- Exercise requirements
Your answer should be a single number: how many lines in the data below hold the string "status".

Extracted data entries
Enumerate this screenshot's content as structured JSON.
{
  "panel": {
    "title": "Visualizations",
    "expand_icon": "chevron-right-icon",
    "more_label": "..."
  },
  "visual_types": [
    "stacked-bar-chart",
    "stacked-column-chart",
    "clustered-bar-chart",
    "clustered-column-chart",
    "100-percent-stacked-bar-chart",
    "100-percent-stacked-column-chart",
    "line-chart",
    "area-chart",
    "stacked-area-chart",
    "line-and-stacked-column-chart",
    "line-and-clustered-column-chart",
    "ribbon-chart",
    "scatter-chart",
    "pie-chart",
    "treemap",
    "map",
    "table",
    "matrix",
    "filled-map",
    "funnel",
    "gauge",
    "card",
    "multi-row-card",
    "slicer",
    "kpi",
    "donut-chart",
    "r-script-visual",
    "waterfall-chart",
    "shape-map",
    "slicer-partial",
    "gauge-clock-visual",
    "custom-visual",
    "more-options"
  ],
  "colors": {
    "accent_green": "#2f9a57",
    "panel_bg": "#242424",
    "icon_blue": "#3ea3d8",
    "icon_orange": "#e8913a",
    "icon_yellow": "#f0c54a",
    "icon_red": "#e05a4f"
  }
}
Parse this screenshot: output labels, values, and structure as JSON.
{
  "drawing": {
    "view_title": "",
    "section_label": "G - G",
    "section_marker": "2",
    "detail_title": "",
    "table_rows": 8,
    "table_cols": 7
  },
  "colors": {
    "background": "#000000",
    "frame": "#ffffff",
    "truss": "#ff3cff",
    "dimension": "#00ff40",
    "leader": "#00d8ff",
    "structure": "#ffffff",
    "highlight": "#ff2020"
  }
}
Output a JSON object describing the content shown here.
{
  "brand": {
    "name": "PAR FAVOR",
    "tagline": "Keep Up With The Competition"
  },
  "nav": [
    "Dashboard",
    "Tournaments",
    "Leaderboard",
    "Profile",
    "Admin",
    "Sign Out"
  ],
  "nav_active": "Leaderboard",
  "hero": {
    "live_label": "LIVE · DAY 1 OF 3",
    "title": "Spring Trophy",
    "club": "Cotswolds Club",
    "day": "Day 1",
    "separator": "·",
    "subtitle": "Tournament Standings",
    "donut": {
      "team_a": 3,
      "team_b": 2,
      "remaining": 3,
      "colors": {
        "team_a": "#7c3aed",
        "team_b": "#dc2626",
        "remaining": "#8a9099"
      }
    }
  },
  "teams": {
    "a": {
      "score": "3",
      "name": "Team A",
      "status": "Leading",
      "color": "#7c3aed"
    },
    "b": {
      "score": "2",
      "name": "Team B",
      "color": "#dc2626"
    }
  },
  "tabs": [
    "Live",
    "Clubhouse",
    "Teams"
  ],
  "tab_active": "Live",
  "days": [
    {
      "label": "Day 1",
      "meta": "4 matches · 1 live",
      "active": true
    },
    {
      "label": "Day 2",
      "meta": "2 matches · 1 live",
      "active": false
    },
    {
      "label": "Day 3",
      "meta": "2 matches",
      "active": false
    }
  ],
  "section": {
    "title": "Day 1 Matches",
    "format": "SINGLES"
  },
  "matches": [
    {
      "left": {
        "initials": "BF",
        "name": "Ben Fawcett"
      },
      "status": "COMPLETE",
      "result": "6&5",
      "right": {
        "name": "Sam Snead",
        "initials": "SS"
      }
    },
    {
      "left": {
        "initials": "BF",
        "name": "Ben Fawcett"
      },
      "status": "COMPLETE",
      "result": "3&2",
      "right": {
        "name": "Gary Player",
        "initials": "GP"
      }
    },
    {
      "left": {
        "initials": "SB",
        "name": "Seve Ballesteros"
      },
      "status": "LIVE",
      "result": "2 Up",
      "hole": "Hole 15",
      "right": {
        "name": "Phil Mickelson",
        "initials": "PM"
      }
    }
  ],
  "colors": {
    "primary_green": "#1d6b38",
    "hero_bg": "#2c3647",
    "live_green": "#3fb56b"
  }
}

- Exercise output
4